- Work to be completed:
Which lines of the entries contain the word "Buscar"? Please list them.

- Extracted information:

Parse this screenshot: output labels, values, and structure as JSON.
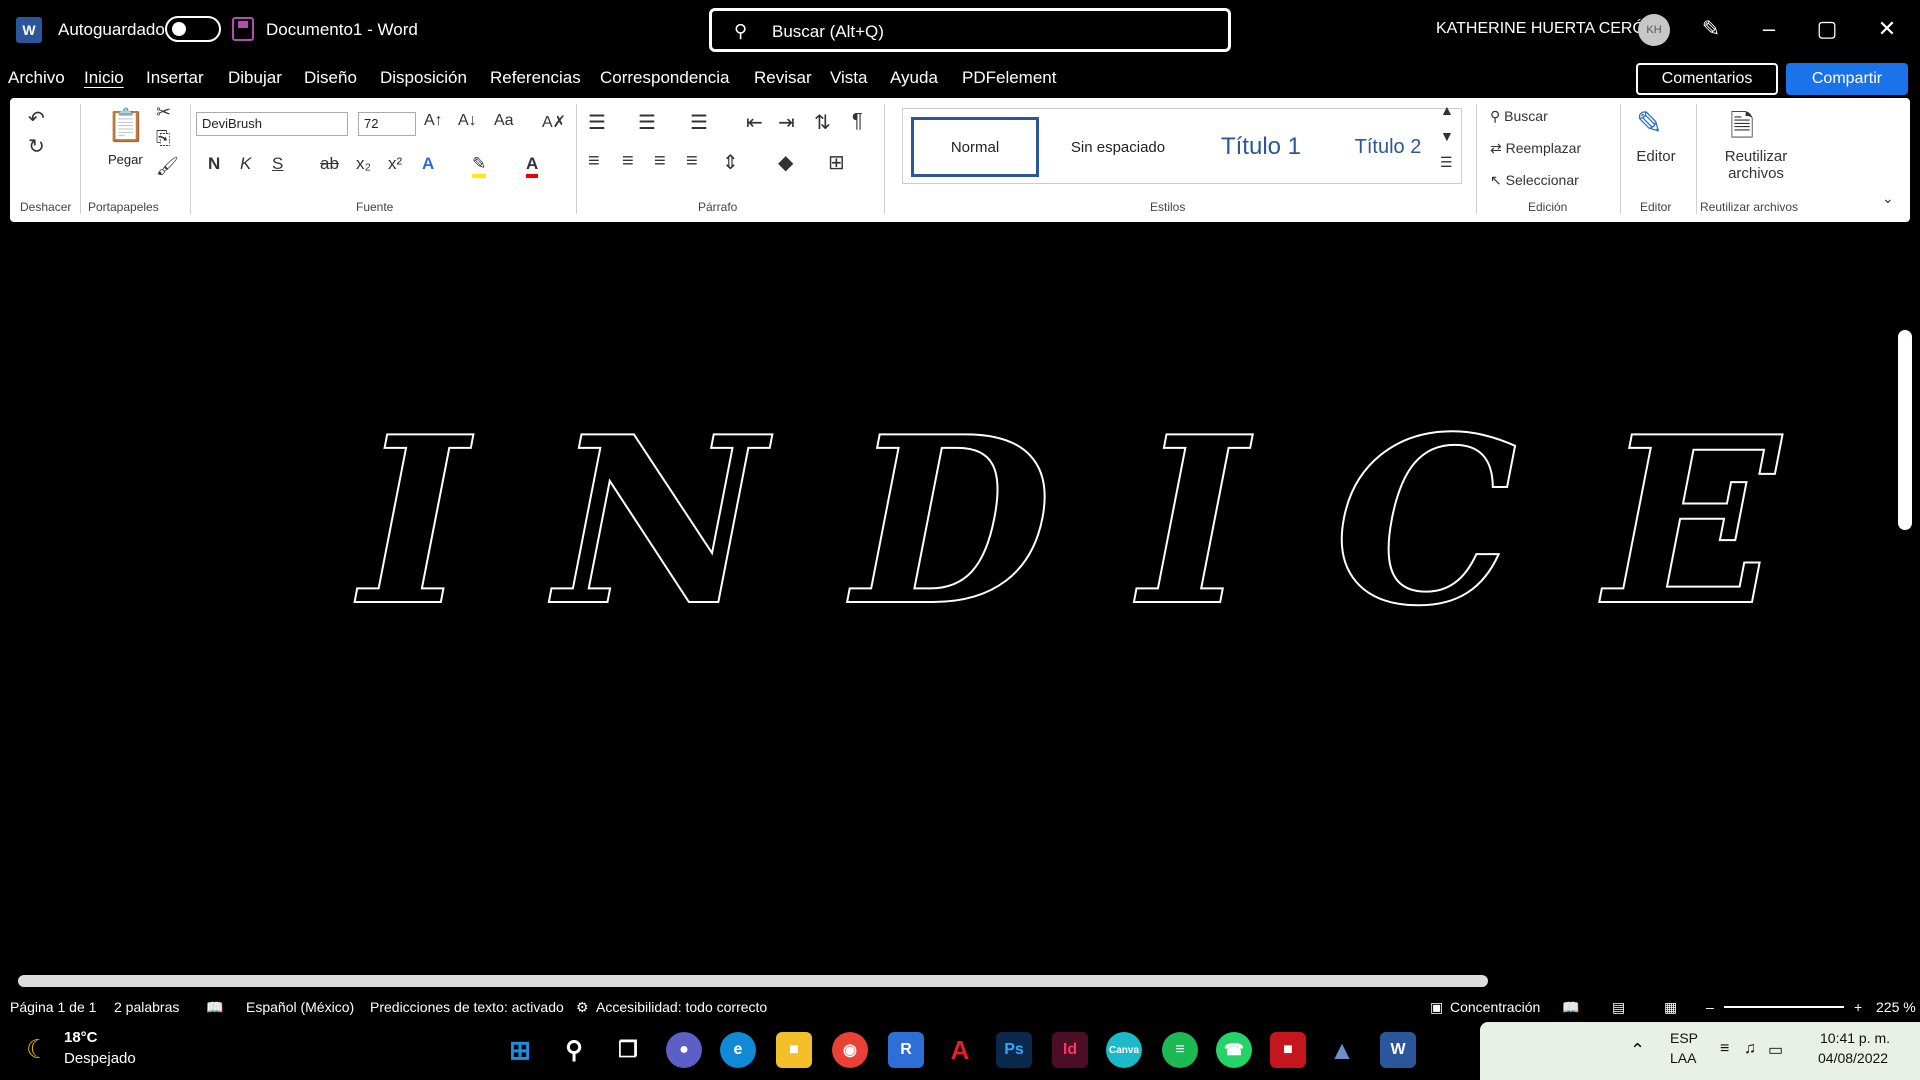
{
  "titlebar": {
    "autosave_label": "Autoguardado",
    "doc_title": "Documento1 - Word",
    "search_placeholder": "Buscar (Alt+Q)",
    "user_name": "KATHERINE HUERTA CERÓN",
    "avatar_initials": "KH"
  },
  "tabs": [
    "Archivo",
    "Inicio",
    "Insertar",
    "Dibujar",
    "Diseño",
    "Disposición",
    "Referencias",
    "Correspondencia",
    "Revisar",
    "Vista",
    "Ayuda",
    "PDFelement"
  ],
  "actions": {
    "comments": "Comentarios",
    "share": "Compartir"
  },
  "ribbon": {
    "groups": {
      "undo": "Deshacer",
      "clipboard": "Portapapeles",
      "font": "Fuente",
      "paragraph": "Párrafo",
      "styles": "Estilos",
      "editing": "Edición",
      "editor": "Editor",
      "reuse": "Reutilizar archivos"
    },
    "paste_label": "Pegar",
    "font_name": "DeviBrush",
    "font_size": "72",
    "bold": "N",
    "italic": "K",
    "underline": "S",
    "styles": [
      "Normal",
      "Sin espaciado",
      "Título 1",
      "Título 2"
    ],
    "find": "Buscar",
    "replace": "Reemplazar",
    "select": "Seleccionar",
    "editor_label": "Editor",
    "reuse_label": "Reutilizar archivos"
  },
  "document": {
    "heading_letters": [
      "I",
      "N",
      "D",
      "I",
      "C",
      "E"
    ]
  },
  "statusbar": {
    "page": "Página 1 de 1",
    "words": "2 palabras",
    "language": "Español (México)",
    "predictions": "Predicciones de texto: activado",
    "accessibility": "Accesibilidad: todo correcto",
    "focus": "Concentración",
    "zoom": "225 %"
  },
  "taskbar": {
    "weather_temp": "18°C",
    "weather_desc": "Despejado",
    "lang_top": "ESP",
    "lang_bottom": "LAA",
    "time": "10:41 p. m.",
    "date": "04/08/2022"
  }
}
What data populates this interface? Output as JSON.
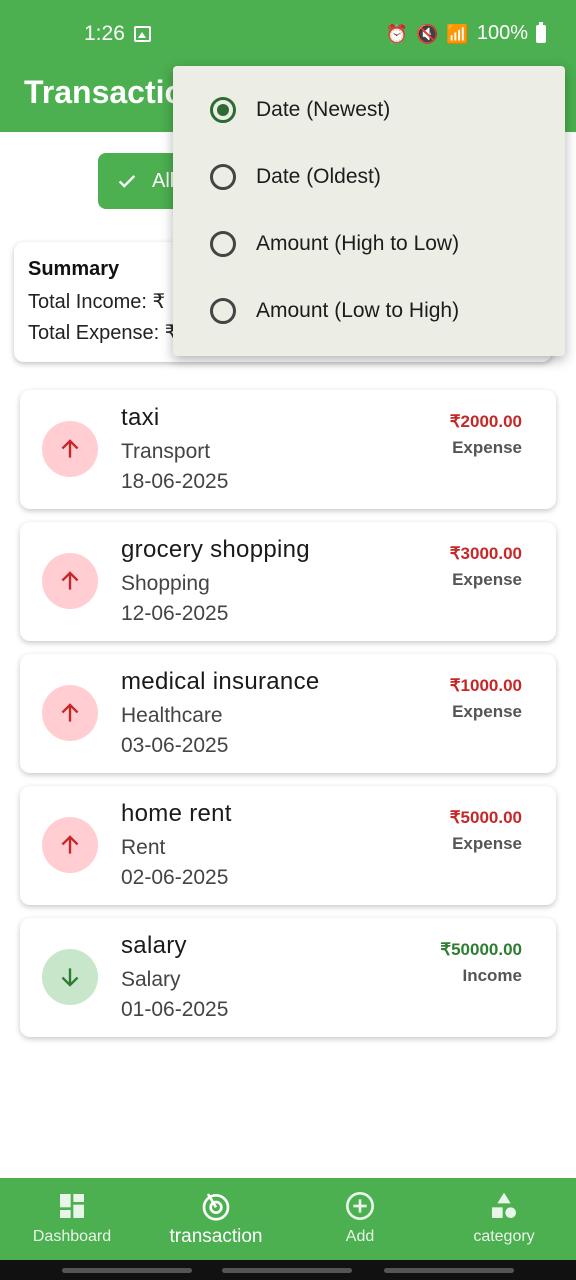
{
  "status_bar": {
    "time": "1:26",
    "battery": "100%"
  },
  "app_bar": {
    "title": "Transactions"
  },
  "filter_chip": {
    "label": "All"
  },
  "summary": {
    "title": "Summary",
    "income_label": "Total Income: ₹",
    "expense_label": "Total Expense: ₹"
  },
  "transactions": [
    {
      "name": "taxi",
      "category": "Transport",
      "date": "18-06-2025",
      "amount": "₹2000.00",
      "type": "Expense"
    },
    {
      "name": "grocery shopping",
      "category": "Shopping",
      "date": "12-06-2025",
      "amount": "₹3000.00",
      "type": "Expense"
    },
    {
      "name": "medical insurance",
      "category": "Healthcare",
      "date": "03-06-2025",
      "amount": "₹1000.00",
      "type": "Expense"
    },
    {
      "name": "home rent",
      "category": "Rent",
      "date": "02-06-2025",
      "amount": "₹5000.00",
      "type": "Expense"
    },
    {
      "name": "salary",
      "category": "Salary",
      "date": "01-06-2025",
      "amount": "₹50000.00",
      "type": "Income"
    }
  ],
  "sort_menu": {
    "selected": "Date (Newest)",
    "options": [
      "Date (Newest)",
      "Date (Oldest)",
      "Amount (High to Low)",
      "Amount (Low to High)"
    ]
  },
  "bottom_nav": {
    "active": "transaction",
    "items": [
      {
        "label": "Dashboard",
        "icon": "dashboard-icon"
      },
      {
        "label": "transaction",
        "icon": "transaction-icon"
      },
      {
        "label": "Add",
        "icon": "add-circle-icon"
      },
      {
        "label": "category",
        "icon": "category-icon"
      }
    ]
  },
  "colors": {
    "primary": "#4CAF50",
    "expense": "#C62828",
    "income": "#2E7D32",
    "menu_bg": "#ECEEE6"
  }
}
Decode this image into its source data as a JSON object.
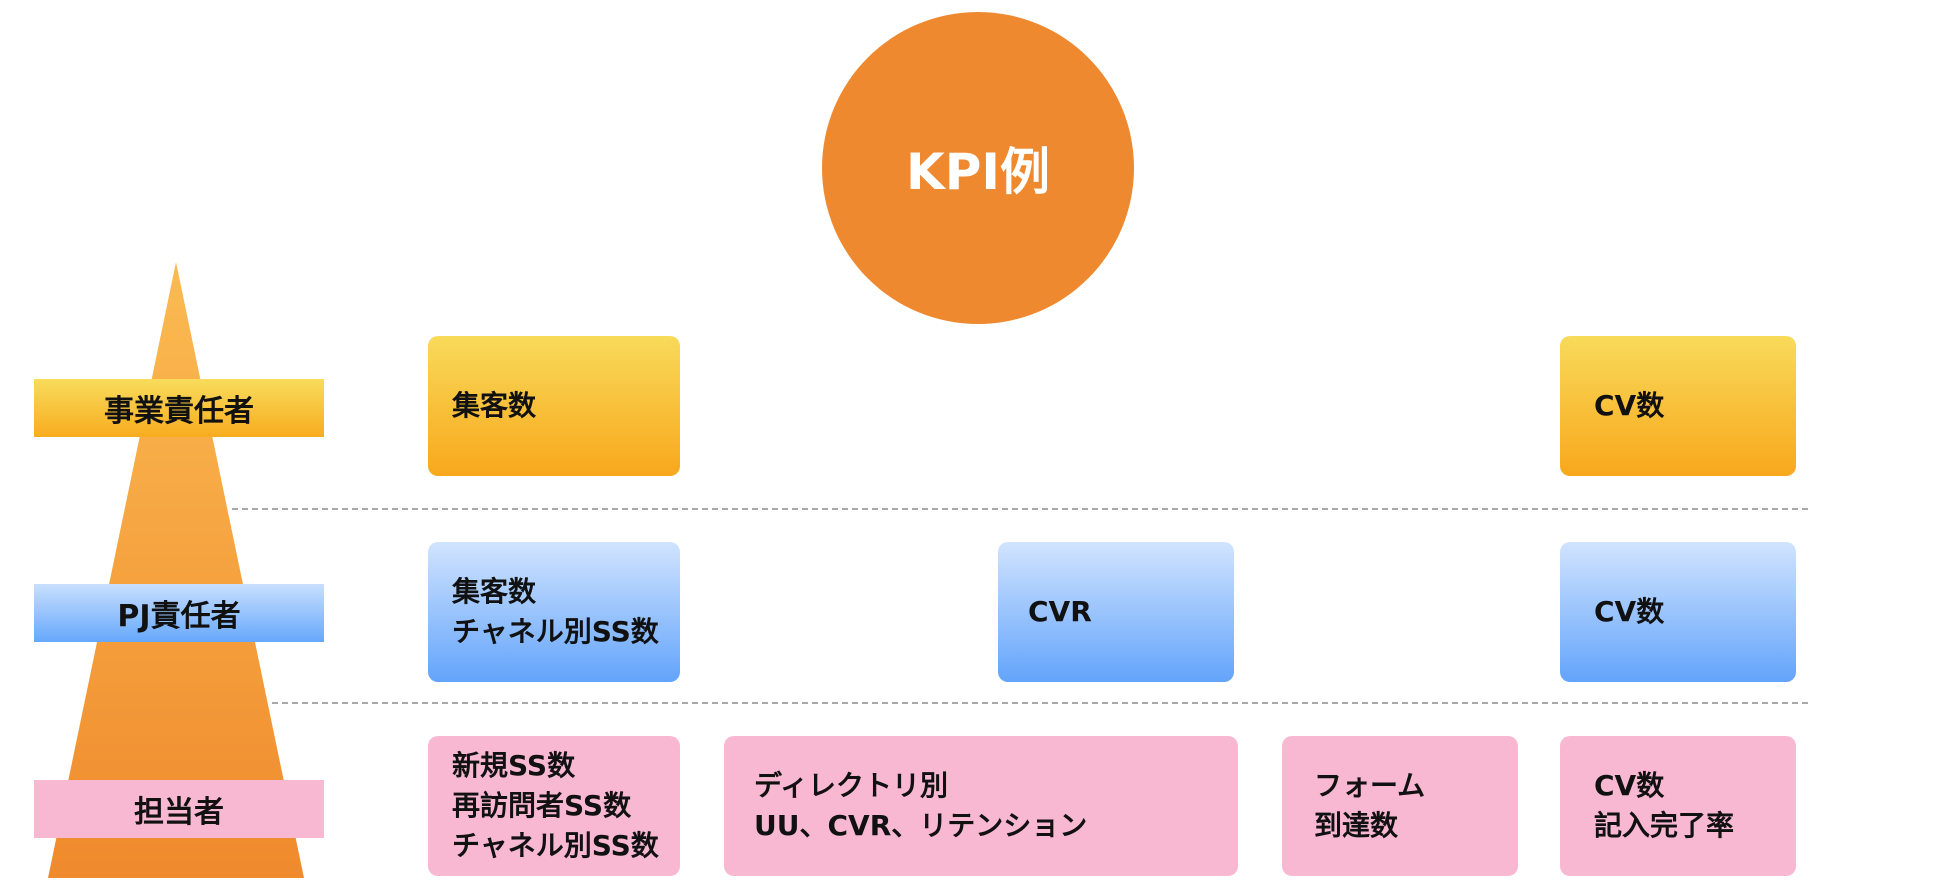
{
  "title": "KPI例",
  "roles": {
    "business_owner": "事業責任者",
    "project_owner": "PJ責任者",
    "staff": "担当者"
  },
  "rows": {
    "business_owner": {
      "acquisition": [
        "集客数"
      ],
      "cv": [
        "CV数"
      ]
    },
    "project_owner": {
      "acquisition": [
        "集客数",
        "チャネル別SS数"
      ],
      "cvr": [
        "CVR"
      ],
      "cv": [
        "CV数"
      ]
    },
    "staff": {
      "acquisition": [
        "新規SS数",
        "再訪問者SS数",
        "チャネル別SS数"
      ],
      "directory": [
        "ディレクトリ別",
        "UU、CVR、リテンション"
      ],
      "form": [
        "フォーム",
        "到達数"
      ],
      "cv": [
        "CV数",
        "記入完了率"
      ]
    }
  },
  "colors": {
    "circle": "#ef892f",
    "pyramid": "#f29634",
    "yellow": "#f8c23a",
    "blue": "#8cbcfc",
    "pink": "#f8b8d2"
  }
}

- Task result:
    "search_placeholder": "Buscar (Alt+Q)",
    "find": "Buscar",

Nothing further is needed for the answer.